The former LibDem Leader Tavish Scott MSP has an op ed piece in today’s Hootsmon in which he waxes lyrical on Shetland’s Norse heritage and another rousingly successful Up-Helly-Aa—as impressive and unique a local festival as you could sail a longship into. We hear too little of this splendid ritual in the rest of Scotland, for we share more in common with the Shetlanders than many of us realise. And if Tavish is successful in his railing against the rather prohibitive transport costs involved in visiting there, perhaps more of us could discover that for themselves.
But, if I am entirely supportive of Tavish in his enthusiasm for the mid-winter festival that binds local people and their heritage together, I am less so of his rather clumsy attempt to beat the evil ‘Central Belt’ with it as a stick and use it as a lever to prise the North Isles away from the rest of Scotland. As with many other distinctive regions of the country, the North Isles are not to be confused with anywhere else. And I accept that the phrase “going to Scotland” that they use has more than geographic overtones. But to set hares running about UDI is both mischievous and simplistic.
Though not resident as Tavish and some 50,000+ people are, I have visited on a number of occasions and look forward to returning for the North Isles are a special place that breeds special people, some of whom I’m privileged to call my friends.
It is irrelevant that Up-Helly-Aa has been THE celebration of Norse heritage for 100 years when the islands’ allegiance Norway was severed 400 years before that.
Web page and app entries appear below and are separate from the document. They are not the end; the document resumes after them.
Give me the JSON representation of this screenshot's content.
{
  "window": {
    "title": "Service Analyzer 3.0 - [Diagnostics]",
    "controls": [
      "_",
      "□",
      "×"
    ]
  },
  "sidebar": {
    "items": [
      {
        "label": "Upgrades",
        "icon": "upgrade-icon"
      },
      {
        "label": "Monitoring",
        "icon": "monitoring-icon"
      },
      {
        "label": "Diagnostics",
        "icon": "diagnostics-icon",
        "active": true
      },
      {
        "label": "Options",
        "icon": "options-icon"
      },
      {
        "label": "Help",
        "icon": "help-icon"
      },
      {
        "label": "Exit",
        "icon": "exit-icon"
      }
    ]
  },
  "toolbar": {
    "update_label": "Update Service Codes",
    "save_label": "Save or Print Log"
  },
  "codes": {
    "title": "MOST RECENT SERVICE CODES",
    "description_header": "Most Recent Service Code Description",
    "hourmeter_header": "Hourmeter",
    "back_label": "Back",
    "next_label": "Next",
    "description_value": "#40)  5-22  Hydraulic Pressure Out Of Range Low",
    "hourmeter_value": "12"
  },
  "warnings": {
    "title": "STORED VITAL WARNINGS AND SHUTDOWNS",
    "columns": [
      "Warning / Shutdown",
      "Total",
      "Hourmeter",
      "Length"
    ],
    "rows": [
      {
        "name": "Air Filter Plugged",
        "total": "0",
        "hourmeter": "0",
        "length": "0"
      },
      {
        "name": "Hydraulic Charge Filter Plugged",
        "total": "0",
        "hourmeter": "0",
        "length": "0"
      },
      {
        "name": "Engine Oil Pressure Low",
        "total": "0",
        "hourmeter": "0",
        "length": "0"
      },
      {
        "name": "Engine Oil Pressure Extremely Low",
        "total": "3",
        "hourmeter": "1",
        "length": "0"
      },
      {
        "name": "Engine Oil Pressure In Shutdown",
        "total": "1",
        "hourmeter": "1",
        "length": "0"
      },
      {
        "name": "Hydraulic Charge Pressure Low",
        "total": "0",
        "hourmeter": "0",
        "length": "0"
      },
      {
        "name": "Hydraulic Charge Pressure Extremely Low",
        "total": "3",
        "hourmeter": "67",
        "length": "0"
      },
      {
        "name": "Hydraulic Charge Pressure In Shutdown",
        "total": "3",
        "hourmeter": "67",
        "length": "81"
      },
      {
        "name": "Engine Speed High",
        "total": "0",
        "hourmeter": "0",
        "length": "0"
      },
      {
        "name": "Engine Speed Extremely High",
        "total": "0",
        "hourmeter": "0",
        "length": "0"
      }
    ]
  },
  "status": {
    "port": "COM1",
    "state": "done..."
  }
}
The link goes back over 1,000 years to when the first Norsemen overran much of what is now Scotland as part of their great expansion that reached Labrador, Dublin, Kiev, Normandy and Sicily. Those hardy (and, at the time, hated) navigator-warriors became settlers and, by burning their boats, showed their firm commitment to their new homes.
Although seldom celebrated, that Norse link applies across Scotland. The Earls of Orkney ruled not just the North Isles but Caithness and south, hence Norse names like Dingwall and Sutherland. The medieval Lord of the Isles ruled a gaelic reincarnation of Norse Soder that once included all the Hebrides, Kintyre and Man. The Forth/Clyde valley was once formed the trade route linking Viking York with Viking Dublin.
Even my own East Lothian—about as far from Shetland as you can get in Scotland—is peppered with Norse names: Fidra; Humbie; Begbie. There is even an unsubstantiated legend of a 9th century Viking Kingdom of Dunbar before it was subsumed into Viking-York-powered Northumbria. Even further south, Lockerbie and Langholm trace their settlements all the way to the Solway and beyond.
So in mongrel Scotland, the next-biggest external influence on who we all are (after the English) may not be the Irish but the Norse. Do names like Gunn or Ericson or Chisholm sound Scottish? I find Christine de Luca’s Shetland poems barely more comprehensible but certainly more engaging to me than Sorley McLean’s in the original gaelic. Whether any more Viking blood than elsewhere flows in East Coast fisher folk like me has yet to be established by DNA testing. But it feels that way to me.
So, while I admire Tavish’s pride in local heritage, he loses me when he drifts into a ‘Little Shetlander’ mode that ill becomes him. And I disagree that we Scots take advantage of a fraction of our historic links with Scandinavia in general and Norway in particular we’re entitled to.
In the past we sent intrepid explorers to Malawi, unflappable administrators to Mumbai and phlegmatic ship’s engineers (and the ships they sailed in) to every corner of the globe. We should be exchanging students with Norwegian universities—the skiing and the scenery are both fabulous. We should be flooding Norway with tidal generation projects because their long deep fjords offer more options than even we do.
It’s obvious that the Shetland should be to the fore in relations with Norway—almost as many ships from the Norwegian fields use Lerwick and Sumburgh as ours do. But though Lerwick is closer to Oslo (420 miles) than to London (580 miles), that last is also the Edinburgh-Oslo distance. Central Belt Scotland is as close to Olso or Copenhagen as it is to Amsterdam, Brussels or Paris.
I’m sure Tavish’s loyalty to his North Isles is genuine and well intentioned. But what if he opened his mind to the bigger picture? What if Scotland became independent and joined the Nordic Council? Would Shetland not then, rather than being a forgotten outpost of imperial Britain, become a central hub of the Nordic Council, linking Greenland, Iceland and the Faroes with Scandinavia proper? And would Scotland’s Central Belt, far from being a remote master, not become their gateway access to England and southern Europe?
No-one in Liechtenstein, Monaco or even the Faroes wants someone distant telling them how to live. Like many of his deluded unionist colleagues, Tavish needs to learn that anywhere—Scotland or Shetland—is small and oppressed only if you think it is. Who can say whether, one day, Shetland might not become another Singapore to Scotland’s Malaysia? But first, we both need shot of the self-absorbed, uncomprehending influence of London and its environs.